Given data |
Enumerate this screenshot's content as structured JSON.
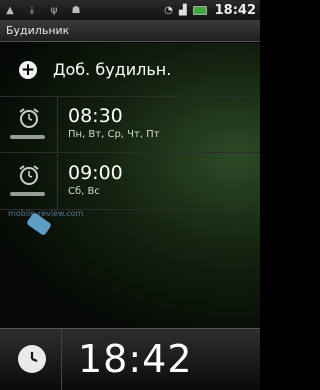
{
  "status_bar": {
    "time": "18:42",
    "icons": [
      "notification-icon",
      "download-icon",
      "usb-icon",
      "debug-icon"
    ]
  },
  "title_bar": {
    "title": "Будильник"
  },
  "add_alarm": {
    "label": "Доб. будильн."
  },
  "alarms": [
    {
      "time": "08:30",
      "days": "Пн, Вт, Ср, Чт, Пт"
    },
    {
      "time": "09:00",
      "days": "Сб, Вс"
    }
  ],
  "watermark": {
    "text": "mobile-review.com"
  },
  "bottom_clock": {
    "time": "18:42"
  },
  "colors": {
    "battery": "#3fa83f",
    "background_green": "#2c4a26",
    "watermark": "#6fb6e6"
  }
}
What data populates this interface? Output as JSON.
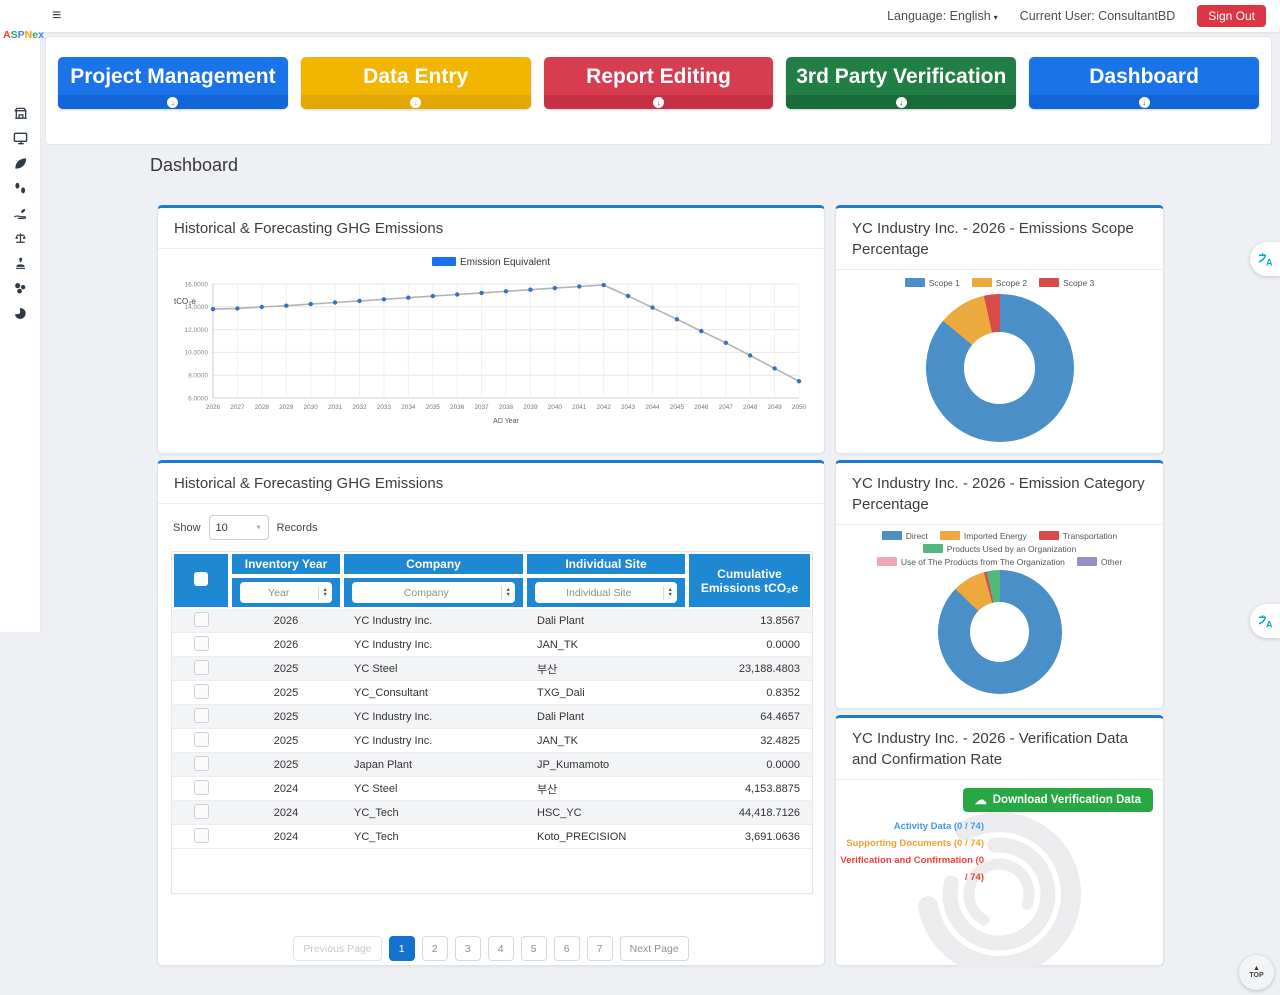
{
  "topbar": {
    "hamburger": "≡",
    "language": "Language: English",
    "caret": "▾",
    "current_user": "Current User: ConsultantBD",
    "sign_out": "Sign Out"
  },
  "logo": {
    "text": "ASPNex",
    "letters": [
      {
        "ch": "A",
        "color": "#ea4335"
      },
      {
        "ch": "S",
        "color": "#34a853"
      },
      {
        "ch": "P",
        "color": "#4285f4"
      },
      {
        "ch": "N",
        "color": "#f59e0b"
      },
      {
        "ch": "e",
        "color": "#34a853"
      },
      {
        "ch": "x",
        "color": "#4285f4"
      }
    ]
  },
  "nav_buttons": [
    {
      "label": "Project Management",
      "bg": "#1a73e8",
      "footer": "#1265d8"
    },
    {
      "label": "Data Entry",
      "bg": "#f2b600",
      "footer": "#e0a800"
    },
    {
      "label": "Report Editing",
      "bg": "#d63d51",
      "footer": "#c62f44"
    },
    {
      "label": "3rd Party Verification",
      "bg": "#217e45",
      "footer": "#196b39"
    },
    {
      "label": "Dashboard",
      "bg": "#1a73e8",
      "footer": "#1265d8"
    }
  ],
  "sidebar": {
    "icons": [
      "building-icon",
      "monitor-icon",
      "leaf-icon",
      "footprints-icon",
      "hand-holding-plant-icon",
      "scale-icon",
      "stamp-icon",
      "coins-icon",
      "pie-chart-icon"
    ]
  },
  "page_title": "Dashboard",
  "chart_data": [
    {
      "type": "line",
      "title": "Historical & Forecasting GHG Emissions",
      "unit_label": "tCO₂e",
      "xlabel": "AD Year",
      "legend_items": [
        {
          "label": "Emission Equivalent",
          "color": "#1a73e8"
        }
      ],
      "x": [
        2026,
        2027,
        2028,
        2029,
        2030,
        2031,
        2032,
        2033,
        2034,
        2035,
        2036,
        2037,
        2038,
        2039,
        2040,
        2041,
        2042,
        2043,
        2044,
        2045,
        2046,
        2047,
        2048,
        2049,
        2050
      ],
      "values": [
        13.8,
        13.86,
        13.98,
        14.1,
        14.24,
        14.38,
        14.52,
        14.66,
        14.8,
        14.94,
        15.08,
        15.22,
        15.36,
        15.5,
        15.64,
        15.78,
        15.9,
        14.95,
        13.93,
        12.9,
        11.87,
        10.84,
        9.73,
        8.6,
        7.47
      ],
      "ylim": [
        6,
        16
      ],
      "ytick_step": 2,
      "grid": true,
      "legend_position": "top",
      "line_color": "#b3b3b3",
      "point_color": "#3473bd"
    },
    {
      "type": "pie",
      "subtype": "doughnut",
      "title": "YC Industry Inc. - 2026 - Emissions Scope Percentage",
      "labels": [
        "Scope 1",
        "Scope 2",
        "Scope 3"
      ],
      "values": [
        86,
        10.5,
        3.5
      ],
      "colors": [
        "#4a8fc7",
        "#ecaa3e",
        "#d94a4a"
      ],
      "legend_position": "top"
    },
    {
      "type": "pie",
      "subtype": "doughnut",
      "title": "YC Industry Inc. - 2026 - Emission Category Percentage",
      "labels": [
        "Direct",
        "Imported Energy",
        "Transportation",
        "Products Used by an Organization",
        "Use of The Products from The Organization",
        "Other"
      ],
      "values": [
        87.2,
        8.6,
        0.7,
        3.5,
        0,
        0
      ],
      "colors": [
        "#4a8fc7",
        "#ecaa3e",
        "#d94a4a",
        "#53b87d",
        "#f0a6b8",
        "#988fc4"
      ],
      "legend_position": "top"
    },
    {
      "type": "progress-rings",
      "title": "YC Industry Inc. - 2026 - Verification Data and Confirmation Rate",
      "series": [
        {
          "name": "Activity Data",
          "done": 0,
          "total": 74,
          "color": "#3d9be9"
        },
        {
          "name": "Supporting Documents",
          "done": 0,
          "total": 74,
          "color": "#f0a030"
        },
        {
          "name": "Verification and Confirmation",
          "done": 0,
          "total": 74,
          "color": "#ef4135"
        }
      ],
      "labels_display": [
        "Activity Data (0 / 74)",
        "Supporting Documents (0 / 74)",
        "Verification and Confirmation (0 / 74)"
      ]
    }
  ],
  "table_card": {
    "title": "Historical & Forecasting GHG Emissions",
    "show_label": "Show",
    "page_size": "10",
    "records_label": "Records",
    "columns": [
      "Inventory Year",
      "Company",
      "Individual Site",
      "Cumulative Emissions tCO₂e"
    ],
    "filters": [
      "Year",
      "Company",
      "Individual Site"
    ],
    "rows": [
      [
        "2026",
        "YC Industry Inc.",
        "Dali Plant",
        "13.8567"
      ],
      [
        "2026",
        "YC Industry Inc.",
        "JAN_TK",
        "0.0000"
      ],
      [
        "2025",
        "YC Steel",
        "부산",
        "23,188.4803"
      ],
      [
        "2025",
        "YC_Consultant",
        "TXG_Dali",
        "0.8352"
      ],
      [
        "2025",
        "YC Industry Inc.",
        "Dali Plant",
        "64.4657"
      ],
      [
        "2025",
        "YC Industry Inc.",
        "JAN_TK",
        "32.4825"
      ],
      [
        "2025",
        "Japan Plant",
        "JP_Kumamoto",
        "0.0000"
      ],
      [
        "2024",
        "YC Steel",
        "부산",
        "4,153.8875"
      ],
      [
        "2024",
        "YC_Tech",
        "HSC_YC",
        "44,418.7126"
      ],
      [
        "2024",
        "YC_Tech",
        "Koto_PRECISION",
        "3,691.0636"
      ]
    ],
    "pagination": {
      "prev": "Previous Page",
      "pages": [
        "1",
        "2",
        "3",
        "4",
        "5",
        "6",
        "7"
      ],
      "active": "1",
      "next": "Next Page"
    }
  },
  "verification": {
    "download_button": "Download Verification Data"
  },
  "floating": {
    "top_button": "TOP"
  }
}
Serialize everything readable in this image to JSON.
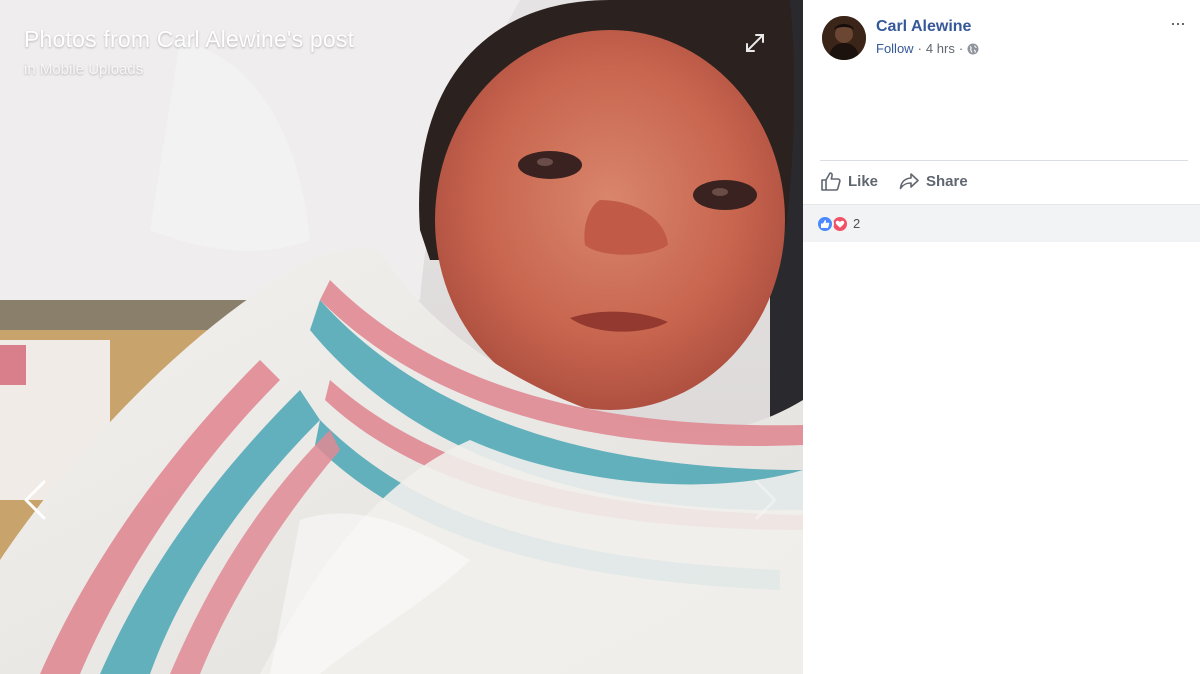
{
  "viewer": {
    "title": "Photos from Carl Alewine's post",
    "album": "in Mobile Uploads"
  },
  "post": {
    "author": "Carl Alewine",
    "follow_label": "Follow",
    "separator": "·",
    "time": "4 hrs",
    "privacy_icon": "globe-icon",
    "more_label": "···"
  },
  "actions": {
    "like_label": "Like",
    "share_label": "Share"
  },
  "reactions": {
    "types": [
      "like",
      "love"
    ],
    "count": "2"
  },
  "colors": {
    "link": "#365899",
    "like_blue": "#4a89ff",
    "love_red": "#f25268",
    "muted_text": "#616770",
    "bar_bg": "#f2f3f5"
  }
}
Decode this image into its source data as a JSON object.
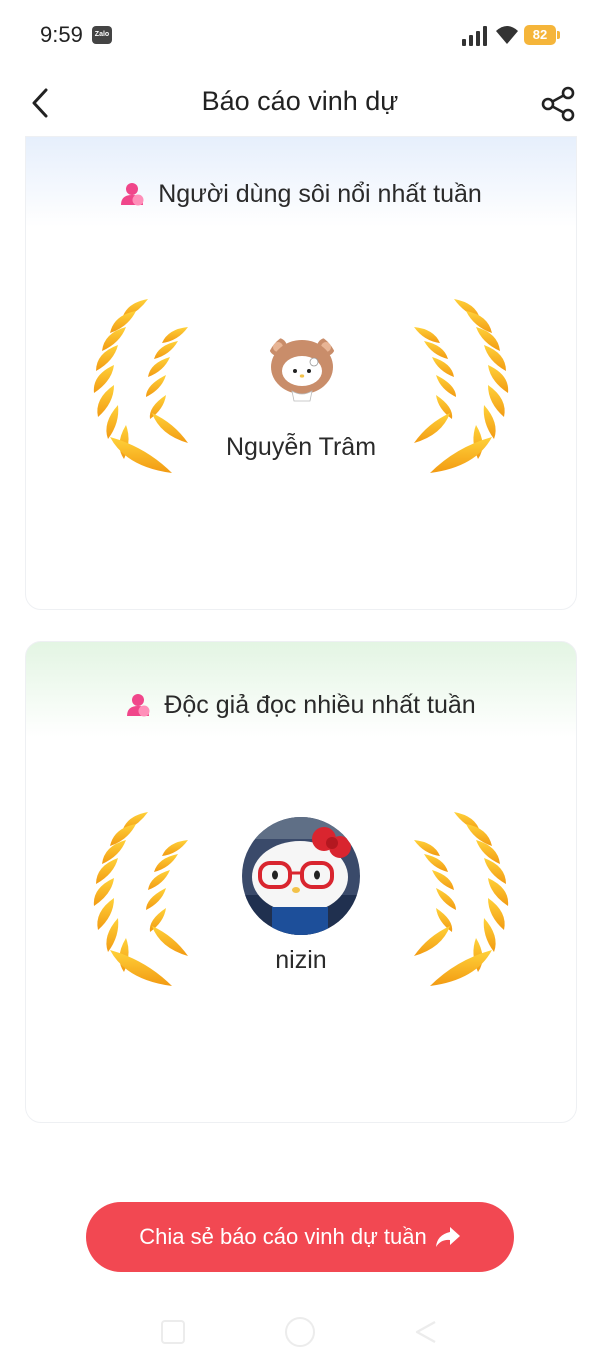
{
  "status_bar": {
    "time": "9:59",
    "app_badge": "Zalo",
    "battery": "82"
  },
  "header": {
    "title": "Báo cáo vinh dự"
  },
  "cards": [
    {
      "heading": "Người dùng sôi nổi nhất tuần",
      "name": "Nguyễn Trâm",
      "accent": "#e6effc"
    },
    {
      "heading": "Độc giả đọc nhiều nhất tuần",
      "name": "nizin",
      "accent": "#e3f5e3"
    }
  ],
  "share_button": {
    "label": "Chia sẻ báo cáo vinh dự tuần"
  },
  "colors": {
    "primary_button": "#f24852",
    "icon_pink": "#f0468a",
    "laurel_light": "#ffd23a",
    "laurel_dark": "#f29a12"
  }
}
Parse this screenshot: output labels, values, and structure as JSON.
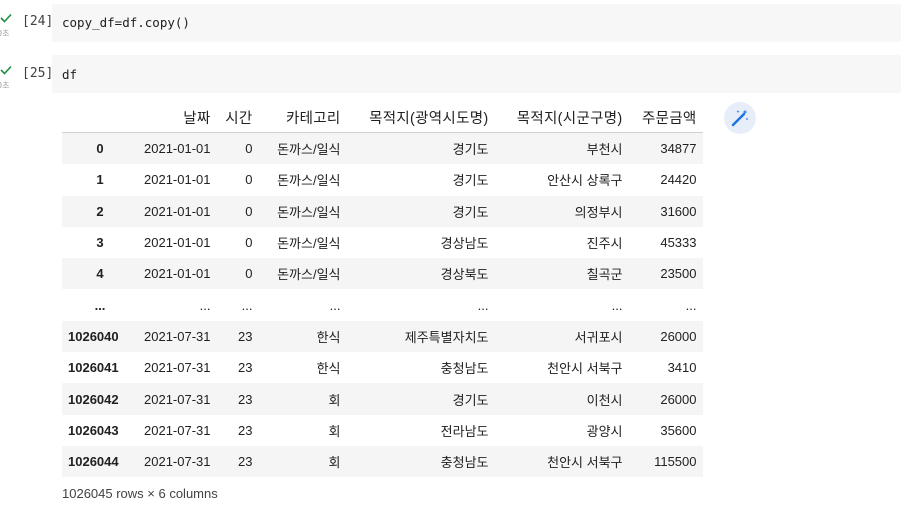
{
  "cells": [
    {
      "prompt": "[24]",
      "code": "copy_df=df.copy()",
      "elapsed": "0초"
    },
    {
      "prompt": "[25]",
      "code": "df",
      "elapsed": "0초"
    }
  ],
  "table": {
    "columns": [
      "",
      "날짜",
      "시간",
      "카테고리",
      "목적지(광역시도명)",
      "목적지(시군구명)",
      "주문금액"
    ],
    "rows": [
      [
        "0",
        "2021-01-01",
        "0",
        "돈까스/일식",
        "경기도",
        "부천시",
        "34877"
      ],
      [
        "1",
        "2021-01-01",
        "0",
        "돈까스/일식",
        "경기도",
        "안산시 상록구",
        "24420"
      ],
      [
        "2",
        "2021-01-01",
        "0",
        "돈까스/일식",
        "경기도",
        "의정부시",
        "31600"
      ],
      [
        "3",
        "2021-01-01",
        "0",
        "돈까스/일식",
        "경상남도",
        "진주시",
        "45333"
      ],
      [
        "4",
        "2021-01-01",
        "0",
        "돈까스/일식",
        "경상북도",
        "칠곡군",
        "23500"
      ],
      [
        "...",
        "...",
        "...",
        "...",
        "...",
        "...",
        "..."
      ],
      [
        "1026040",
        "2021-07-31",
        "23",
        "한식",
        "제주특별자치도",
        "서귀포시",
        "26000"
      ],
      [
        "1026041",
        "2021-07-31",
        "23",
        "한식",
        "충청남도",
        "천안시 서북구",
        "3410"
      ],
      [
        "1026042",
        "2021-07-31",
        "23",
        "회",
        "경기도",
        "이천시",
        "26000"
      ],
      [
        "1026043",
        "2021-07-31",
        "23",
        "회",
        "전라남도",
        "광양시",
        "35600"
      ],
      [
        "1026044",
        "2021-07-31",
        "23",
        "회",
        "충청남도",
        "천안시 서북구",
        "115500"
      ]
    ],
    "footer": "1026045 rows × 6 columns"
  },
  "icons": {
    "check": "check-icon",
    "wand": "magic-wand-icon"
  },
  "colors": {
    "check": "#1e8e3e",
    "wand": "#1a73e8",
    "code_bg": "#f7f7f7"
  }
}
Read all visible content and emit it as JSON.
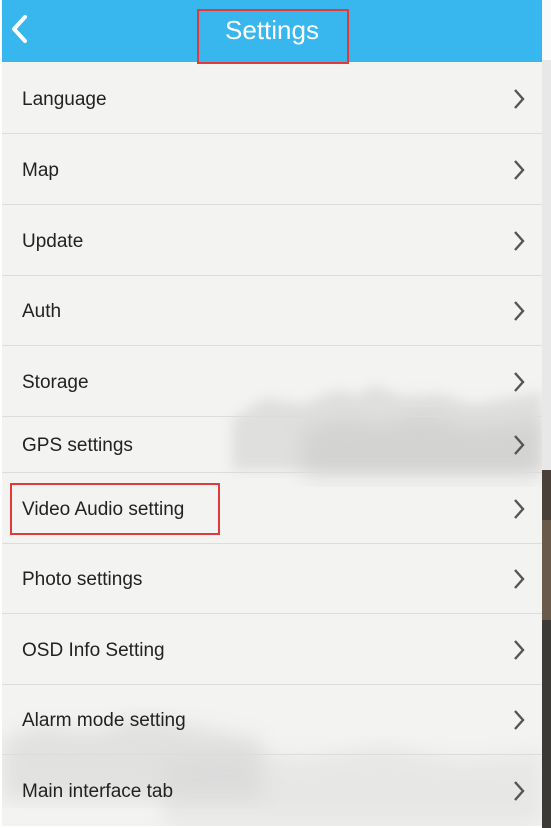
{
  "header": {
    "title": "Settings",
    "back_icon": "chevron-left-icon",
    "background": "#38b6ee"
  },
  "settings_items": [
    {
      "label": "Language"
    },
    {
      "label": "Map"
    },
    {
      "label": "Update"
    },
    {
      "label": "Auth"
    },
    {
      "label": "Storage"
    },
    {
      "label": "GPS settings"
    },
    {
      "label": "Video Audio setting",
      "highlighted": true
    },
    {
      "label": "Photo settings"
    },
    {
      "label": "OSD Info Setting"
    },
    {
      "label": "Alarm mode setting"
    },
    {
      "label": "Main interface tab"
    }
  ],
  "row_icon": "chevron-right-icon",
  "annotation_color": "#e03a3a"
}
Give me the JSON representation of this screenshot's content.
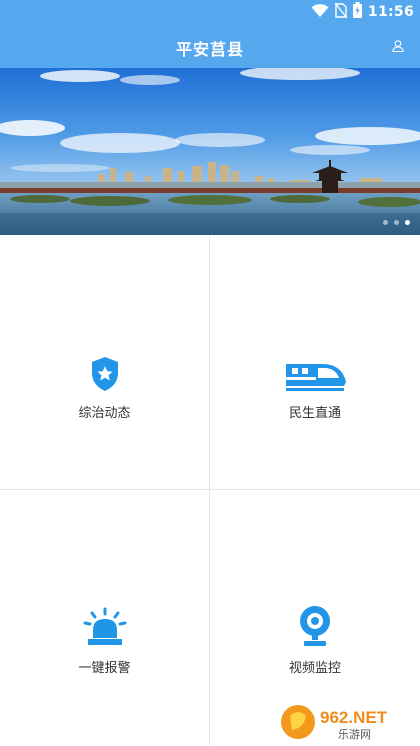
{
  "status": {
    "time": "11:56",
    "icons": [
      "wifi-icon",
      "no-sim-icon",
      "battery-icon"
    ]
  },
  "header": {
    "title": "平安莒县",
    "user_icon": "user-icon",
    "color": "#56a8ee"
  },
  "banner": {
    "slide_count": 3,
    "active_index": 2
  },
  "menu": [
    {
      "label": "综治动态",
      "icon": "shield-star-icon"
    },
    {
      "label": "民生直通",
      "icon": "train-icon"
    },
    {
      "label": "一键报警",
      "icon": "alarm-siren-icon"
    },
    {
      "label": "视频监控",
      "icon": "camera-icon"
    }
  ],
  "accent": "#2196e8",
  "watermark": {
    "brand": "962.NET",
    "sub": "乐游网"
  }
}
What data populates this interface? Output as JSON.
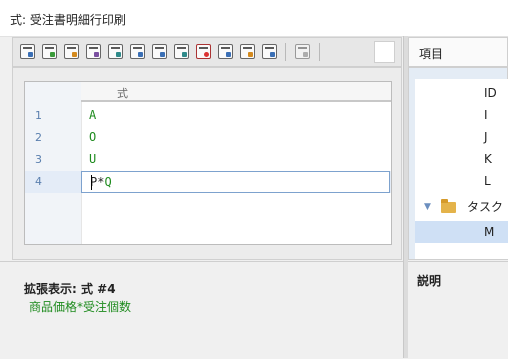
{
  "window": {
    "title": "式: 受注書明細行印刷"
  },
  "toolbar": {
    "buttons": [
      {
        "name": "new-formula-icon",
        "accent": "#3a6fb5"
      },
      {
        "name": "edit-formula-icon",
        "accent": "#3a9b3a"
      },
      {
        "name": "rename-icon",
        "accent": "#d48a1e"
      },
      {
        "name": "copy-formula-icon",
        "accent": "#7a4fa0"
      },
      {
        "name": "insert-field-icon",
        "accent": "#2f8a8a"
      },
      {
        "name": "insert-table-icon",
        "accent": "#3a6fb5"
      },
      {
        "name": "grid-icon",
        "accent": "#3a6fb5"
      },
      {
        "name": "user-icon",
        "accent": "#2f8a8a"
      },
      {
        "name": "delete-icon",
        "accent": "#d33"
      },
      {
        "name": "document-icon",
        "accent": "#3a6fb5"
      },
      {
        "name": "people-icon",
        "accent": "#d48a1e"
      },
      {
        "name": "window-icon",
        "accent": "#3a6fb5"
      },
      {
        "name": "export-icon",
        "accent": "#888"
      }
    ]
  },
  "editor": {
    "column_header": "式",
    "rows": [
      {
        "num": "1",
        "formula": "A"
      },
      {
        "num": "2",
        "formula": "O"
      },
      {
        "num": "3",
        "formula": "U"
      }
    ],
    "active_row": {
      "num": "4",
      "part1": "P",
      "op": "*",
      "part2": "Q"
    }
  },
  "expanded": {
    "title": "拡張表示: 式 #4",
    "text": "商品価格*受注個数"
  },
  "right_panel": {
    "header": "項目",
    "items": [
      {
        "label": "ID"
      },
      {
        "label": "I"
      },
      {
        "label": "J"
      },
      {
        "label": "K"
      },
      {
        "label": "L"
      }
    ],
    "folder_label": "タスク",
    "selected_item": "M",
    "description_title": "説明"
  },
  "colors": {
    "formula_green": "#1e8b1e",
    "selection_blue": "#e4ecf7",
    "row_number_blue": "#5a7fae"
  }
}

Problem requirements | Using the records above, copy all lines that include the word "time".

Solution for this problem |
    "time": "18:42",
      "time": "08:30",
      "time": "09:00",
    "time": "18:42"
    "time": "4 hrs",
    "time": "9:59",
    "time": "11:56",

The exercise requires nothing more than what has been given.